Content starts

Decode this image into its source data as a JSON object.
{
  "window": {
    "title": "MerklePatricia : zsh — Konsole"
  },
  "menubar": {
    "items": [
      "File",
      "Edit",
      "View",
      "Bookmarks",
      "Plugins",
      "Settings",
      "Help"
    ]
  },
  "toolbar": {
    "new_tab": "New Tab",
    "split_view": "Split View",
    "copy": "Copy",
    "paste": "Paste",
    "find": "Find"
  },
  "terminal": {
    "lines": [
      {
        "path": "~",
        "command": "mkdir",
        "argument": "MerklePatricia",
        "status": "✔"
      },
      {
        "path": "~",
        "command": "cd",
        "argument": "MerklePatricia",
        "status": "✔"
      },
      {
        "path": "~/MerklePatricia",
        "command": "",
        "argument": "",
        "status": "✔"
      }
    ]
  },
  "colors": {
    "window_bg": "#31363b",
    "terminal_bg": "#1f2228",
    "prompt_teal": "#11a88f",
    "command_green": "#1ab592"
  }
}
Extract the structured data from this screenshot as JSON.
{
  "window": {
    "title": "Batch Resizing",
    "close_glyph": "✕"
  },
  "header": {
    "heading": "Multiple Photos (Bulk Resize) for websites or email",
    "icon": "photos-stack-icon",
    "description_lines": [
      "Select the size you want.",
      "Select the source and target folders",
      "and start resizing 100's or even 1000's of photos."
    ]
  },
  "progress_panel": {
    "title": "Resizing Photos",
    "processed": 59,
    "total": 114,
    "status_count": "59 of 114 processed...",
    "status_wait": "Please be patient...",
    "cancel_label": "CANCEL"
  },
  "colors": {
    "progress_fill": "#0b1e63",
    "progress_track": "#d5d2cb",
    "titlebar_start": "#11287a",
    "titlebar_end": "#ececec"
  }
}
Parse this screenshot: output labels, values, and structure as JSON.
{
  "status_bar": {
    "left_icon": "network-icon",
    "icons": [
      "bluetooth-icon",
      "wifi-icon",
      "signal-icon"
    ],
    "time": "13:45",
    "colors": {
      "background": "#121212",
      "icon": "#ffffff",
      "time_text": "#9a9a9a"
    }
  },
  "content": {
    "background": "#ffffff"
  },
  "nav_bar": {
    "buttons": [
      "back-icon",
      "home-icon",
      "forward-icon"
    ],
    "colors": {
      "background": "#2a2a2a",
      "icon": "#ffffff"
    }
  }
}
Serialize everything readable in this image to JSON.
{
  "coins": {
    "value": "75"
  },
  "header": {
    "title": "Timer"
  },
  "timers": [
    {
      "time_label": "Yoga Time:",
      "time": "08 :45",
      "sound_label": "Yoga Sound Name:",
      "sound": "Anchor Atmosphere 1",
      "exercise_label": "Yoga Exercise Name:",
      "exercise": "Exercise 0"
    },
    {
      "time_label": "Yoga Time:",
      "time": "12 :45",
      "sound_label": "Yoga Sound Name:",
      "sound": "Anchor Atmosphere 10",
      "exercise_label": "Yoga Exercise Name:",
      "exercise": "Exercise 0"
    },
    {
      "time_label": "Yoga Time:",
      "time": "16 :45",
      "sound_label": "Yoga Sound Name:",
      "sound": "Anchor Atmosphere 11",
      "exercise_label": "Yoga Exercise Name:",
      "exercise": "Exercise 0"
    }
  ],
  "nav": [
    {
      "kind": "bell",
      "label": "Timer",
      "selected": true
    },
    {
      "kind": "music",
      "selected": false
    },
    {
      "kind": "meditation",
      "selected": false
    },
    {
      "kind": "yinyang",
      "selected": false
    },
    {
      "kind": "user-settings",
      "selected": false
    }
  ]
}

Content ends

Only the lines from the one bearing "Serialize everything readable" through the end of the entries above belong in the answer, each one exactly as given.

Serialize everything readable in this image to JSON.
{
  "coins": {
    "value": "75"
  },
  "header": {
    "title": "Timer"
  },
  "timers": [
    {
      "time_label": "Yoga Time:",
      "time": "08 :45",
      "sound_label": "Yoga Sound Name:",
      "sound": "Anchor Atmosphere 1",
      "exercise_label": "Yoga Exercise Name:",
      "exercise": "Exercise 0"
    },
    {
      "time_label": "Yoga Time:",
      "time": "12 :45",
      "sound_label": "Yoga Sound Name:",
      "sound": "Anchor Atmosphere 10",
      "exercise_label": "Yoga Exercise Name:",
      "exercise": "Exercise 0"
    },
    {
      "time_label": "Yoga Time:",
      "time": "16 :45",
      "sound_label": "Yoga Sound Name:",
      "sound": "Anchor Atmosphere 11",
      "exercise_label": "Yoga Exercise Name:",
      "exercise": "Exercise 0"
    }
  ],
  "nav": [
    {
      "kind": "bell",
      "label": "Timer",
      "selected": true
    },
    {
      "kind": "music",
      "selected": false
    },
    {
      "kind": "meditation",
      "selected": false
    },
    {
      "kind": "yinyang",
      "selected": false
    },
    {
      "kind": "user-settings",
      "selected": false
    }
  ]
}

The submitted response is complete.